Island-grown potatoes from Laughing Crow Farm, mashed with homegrown roasted garlic, some homemade butter churned from Fresh Breeze Dairy, and a couple of dollops of homemade homegrown goat yogurt. Broiled briefly to melt a lovely crust of imported Pecorino cheese that I grated on top.
Homegrown carrots braised briefly with water and butter and topped with homegrown parsley, after Bittman (search inside the book for “quick-glazed carrots”).
Stuffing (dressing) made with homemade bread cubes from organic Utah flour, with sautéed Oxbow Farm leek, Holmquist hazelnuts, another Pinova apple, and some Foraged and Found dried chanterelle mushrooms, reconstituted in apple cider, which I then used as a cooking liquid for the stuffing.
We also tried to make homemade canned cranberry sauce with the ridges and everything, like G.’s childhood. But we reduced it WAY too much and although it was delicious, it was decidedly NOT can-shaped. Rather, we were initially worried that it would not emerge from the can at all, but when we drilled a hole in the bottom of the can to break the vacuum, it eventually emerged as a giant blob that then spread out all over its plate. It is pretty much the consistency of the inside of a Fig Newton. Which gives me ideas for its future …
I also tried to make pumpkin crème brûlée according to this recipe. I should’ve looked for another recipe once I realized this wasn’t really a custard recipe so wasn’t really going to be a crème brûlée. Still, I proceeded, using a homegrown pumpkin (one of two small ones that mostly matured in the garden) and some homegrown homemade sweet (unsalted) chèvre instead of the mascarpone it calls for. We ate one ramekin, and it was tasty, but not a crème brûlée (despite the crunchy crust). The other three ramekins have been turned into a pumpkin pie of sorts, that isn’t really a pie either, but that I hope will make a tasty breakfast.

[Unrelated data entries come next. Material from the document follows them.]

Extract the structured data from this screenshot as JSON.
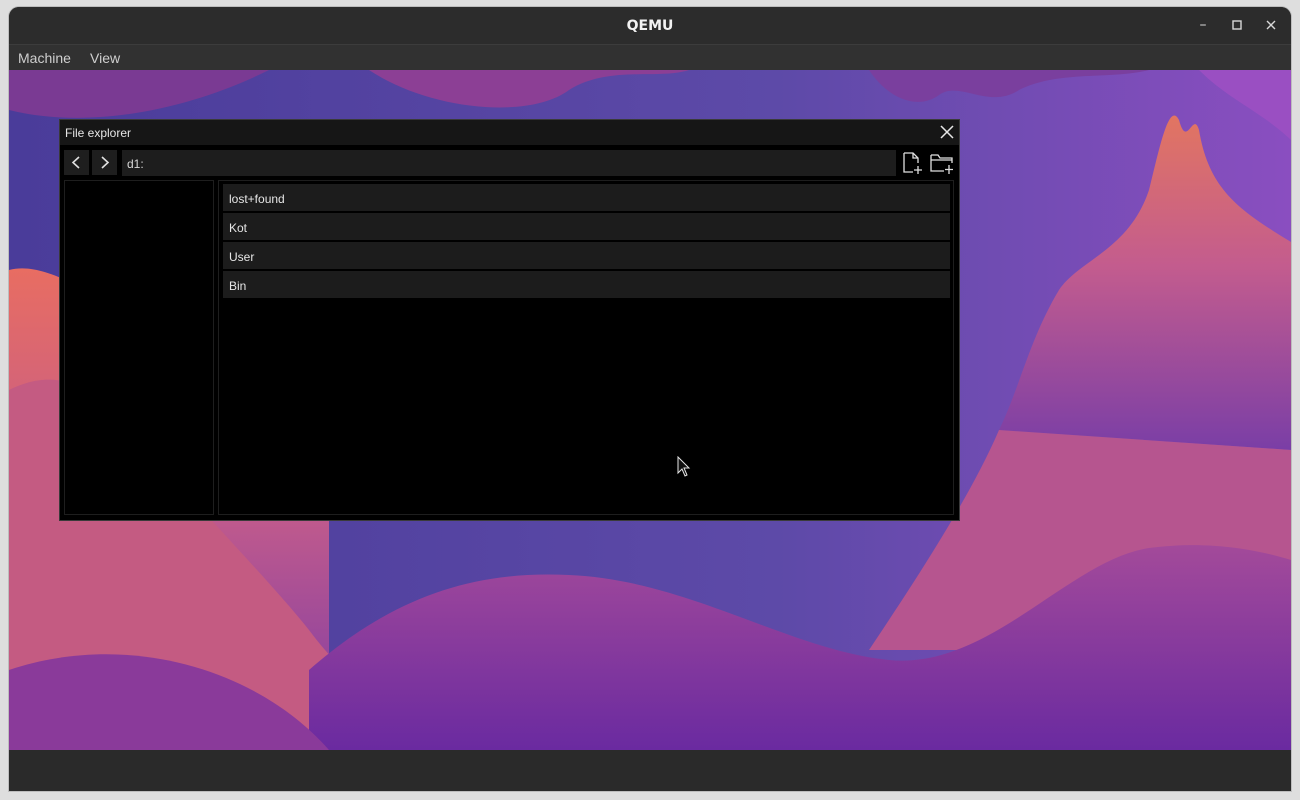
{
  "host": {
    "title": "QEMU",
    "controls": {
      "minimize_icon": "minimize-icon",
      "maximize_icon": "maximize-icon",
      "close_icon": "close-icon"
    },
    "menu": [
      {
        "label": "Machine"
      },
      {
        "label": "View"
      }
    ]
  },
  "explorer": {
    "title": "File explorer",
    "path": "d1:",
    "toolbar": {
      "back_icon": "chevron-left-icon",
      "forward_icon": "chevron-right-icon",
      "new_file_icon": "new-file-icon",
      "new_folder_icon": "new-folder-icon"
    },
    "entries": [
      {
        "name": "lost+found"
      },
      {
        "name": "Kot"
      },
      {
        "name": "User"
      },
      {
        "name": "Bin"
      }
    ]
  },
  "colors": {
    "host_chrome": "#2c2c2c",
    "wallpaper_purple": "#5a3e9a",
    "wallpaper_pink": "#d46a7a",
    "explorer_bg": "#000000",
    "row_bg": "#1c1c1c"
  }
}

All in all, a lovely beginning to a super-relaxing long weekend.